Mental Health Nursing Salary
Mental health nursing salary varies depending on the job setting and level of clinical responsibility. This is influenced by education qualifications, certifications relevant to psychiatry, and experience.
Mental health nurses are needed in a variety of settings, including hospitals and community clinics. They provide emotional support, medical care, and assistance in developing a treatment plan.
Mental health nursing is a career with strong financial potential and a growing number of job openings. These nurses are skilled in diagnosing and treating various mental disorders. They also educate patients, their families, and communities to understand that mental illness is a normal part of human life.
Mental health nurses work in a variety of settings, including hospitals, long-term care facilities, rehabilitation centers and private practices. They are responsible for assessing and treating mental illnesses such as depression, anxiety, bipolar disorder, PTSD, and schizophrenia.
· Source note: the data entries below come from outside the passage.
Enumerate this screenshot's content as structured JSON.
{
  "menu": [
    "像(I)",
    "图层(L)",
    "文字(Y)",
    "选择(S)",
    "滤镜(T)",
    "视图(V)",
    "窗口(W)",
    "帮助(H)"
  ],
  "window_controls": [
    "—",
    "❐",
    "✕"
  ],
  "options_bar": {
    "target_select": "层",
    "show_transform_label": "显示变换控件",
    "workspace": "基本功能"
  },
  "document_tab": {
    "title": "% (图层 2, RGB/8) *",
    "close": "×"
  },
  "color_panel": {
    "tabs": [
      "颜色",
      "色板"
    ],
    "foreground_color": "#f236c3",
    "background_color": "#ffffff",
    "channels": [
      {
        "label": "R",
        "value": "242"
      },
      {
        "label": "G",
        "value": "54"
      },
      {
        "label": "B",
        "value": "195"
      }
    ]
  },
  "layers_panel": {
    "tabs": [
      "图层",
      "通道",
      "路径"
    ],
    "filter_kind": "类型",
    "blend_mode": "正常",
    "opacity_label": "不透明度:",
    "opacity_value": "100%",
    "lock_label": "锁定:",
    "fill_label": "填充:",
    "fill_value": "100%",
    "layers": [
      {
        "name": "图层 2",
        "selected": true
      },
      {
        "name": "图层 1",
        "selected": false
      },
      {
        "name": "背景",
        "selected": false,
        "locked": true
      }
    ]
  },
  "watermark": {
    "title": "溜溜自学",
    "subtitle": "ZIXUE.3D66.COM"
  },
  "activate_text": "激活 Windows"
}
This career path requires excellent communication skills, as you are dealing with people who may have mental illnesses or a history of substance abuse. You also need to be able to form relationships with your patients, as you are working to improve their lives and make sure they are getting the best possible care.
Psychiatric nursing requires an associate degree in nursing (ADN) or bachelor of science in nursing (BSN). To become a registered nurse, you must pass the NCLEX-RN examination and apply for your state license.
You may earn a master’s degree in nursing to become a psychiatric mental health nurse practitioner (PMHNP). These nurses have more clinical responsibility than registered nurses, and they can increase their salary.
A psychiatric nurse is responsible for helping patients with a variety of psychiatric conditions, including emotional disorders, eating disorders, and addictions. They can work in hospitals, independent practices, and government settings such as military bases and jails.
Psychiatric nurses are an important part of the healthcare system. They assess patients and develop treatment plans. They also educate patients and their families on mental health issues.
As a mental health nursing, you’ll be responsible for helping patients with emotional and psychological problems. This includes assessing their needs, determining the best treatment methods, and implementing their care plan.
You’ll work in a variety of settings, including hospitals, community centers, private practices, prisons, and corporate clinics. You’ll also have a role in educating the public about the benefits of mental healthcare and the importance of seeking help for mental illness.
Despite the stigma surrounding this field, there is growing demand for these professionals. As a result, there is a good chance that you’ll enjoy a long and rewarding career as a mental health nurse.
Psychiatric nurses can earn a high salary as long as they have a strong degree in nursing and extensive experience. A psychiatric nurse with an advanced degree can earn up to $73,550, which is comparable to the average registered nurse’s salary.
Psychiatric nurses work in a variety of different settings, including hospitals, outpatient clinics, private practices and home health care organizations. They can also work as telehealth nurses and in schools.
Mental health nursing is a rewarding and challenging profession that can make a huge difference to people with psychiatric conditions. It requires excellent communication skills, emotional maturity and the desire to help patients overcome their condition.
The nursing field is booming, and there’s an increasing need for nurses in all areas of healthcare, including psychiatric services. Despite this, there’s currently a significant shortage of psychiatric nurses in the United States.
Psychiatric nurses are highly skilled and trained to help patients with all kinds of psychiatric and psychological conditions, including depression, anxiety disorders, schizophrenia and PTSD. They have extensive experience in helping patients overcome the stigma and discrimination associated with mental illness. They’re also very knowledgeable about psychiatric medication, and have the ability to administer them under doctor’s orders.